Pheochromocytomas are relatively rare tumors arising from chromaffin tissue. They are reported as occurring in one of each thousand autopsies.1 Of this number, not all are symptomatic during life.
Certain statistical data are available in the literature. Huebner and Reed refer to them as "10% tumors" since approximately 10% are malignant, 10% are extra-adrenal, and 10% are bilateral or multiple.2 They occur most commonly in the fourth to sixth decade, show some familial tendency but have no sex predilection.3 Five percent are associated with neurofibromatosis.4 They usually occur in the adrenal glands, the largest collection of chromaffin tissue in the body, and show a preference for the right side. They are intra-abdominal in 95% of cases, but are palpable in only 15%. In 50% of cases abdominal palpation is said to produce a hypertensive response.2-6

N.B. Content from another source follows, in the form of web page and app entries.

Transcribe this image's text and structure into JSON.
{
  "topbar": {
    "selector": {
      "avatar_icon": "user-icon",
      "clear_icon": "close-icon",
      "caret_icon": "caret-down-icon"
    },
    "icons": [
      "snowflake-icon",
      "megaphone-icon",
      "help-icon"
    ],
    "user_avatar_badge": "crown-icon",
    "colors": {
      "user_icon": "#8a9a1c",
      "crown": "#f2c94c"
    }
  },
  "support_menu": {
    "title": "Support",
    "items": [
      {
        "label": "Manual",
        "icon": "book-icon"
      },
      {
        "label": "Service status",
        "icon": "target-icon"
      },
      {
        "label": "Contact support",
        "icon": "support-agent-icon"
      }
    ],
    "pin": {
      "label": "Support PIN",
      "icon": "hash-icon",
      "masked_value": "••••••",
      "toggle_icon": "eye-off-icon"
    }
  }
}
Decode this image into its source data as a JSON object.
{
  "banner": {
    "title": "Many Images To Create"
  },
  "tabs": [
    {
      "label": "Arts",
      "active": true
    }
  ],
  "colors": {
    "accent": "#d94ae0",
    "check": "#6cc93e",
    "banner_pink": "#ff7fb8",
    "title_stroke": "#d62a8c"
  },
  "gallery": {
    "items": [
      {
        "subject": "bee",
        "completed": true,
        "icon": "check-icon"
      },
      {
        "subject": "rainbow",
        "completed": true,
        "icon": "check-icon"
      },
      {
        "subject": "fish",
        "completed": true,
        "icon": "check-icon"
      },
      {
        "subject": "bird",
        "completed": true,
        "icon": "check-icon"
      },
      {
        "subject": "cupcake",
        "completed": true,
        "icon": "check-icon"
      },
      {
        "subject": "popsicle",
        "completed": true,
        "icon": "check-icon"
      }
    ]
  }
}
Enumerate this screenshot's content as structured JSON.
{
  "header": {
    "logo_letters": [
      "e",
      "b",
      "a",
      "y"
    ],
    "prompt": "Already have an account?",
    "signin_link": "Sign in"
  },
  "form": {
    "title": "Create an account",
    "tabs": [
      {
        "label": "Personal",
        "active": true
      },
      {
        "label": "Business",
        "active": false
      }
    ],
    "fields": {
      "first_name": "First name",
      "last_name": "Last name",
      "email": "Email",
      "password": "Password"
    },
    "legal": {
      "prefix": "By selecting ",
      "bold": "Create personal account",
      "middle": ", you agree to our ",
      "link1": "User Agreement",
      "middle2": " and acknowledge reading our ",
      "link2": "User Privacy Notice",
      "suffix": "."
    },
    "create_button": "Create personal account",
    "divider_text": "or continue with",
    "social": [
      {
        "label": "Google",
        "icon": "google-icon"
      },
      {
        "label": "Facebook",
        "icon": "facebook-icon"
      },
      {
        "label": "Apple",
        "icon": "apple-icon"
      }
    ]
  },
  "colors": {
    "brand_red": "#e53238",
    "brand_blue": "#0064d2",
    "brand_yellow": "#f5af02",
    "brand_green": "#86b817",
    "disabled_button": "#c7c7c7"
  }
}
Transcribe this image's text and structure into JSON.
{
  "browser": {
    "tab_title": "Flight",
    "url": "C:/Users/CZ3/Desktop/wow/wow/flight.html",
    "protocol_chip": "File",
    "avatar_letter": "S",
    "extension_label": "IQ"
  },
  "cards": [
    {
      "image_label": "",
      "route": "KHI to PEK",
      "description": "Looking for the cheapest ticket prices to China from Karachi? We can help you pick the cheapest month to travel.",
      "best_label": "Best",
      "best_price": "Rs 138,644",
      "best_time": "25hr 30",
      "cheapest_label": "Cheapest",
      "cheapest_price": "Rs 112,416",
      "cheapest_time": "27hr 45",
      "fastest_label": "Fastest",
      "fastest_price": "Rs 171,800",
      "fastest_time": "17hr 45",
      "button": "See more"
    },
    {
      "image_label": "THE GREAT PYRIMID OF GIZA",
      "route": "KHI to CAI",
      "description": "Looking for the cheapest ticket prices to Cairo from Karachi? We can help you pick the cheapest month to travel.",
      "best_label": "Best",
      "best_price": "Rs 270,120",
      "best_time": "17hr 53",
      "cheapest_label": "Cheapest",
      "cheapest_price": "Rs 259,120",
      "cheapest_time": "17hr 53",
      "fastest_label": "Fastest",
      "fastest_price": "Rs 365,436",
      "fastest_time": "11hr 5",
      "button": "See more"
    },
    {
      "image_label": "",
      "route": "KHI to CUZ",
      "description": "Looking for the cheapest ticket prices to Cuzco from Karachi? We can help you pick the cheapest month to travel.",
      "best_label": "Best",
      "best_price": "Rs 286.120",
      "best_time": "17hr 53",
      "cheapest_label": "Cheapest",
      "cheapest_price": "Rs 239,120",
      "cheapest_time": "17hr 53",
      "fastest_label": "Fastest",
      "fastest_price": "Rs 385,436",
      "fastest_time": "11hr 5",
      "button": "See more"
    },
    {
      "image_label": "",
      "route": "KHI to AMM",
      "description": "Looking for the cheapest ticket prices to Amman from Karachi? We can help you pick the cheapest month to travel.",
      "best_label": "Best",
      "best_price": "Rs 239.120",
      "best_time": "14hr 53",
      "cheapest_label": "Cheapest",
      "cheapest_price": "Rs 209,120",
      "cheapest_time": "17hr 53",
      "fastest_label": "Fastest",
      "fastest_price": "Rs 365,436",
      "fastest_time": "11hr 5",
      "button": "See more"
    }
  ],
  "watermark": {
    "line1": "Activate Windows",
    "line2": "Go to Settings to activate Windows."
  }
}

Anatomy and Embryology
Following the adrenals, the most common site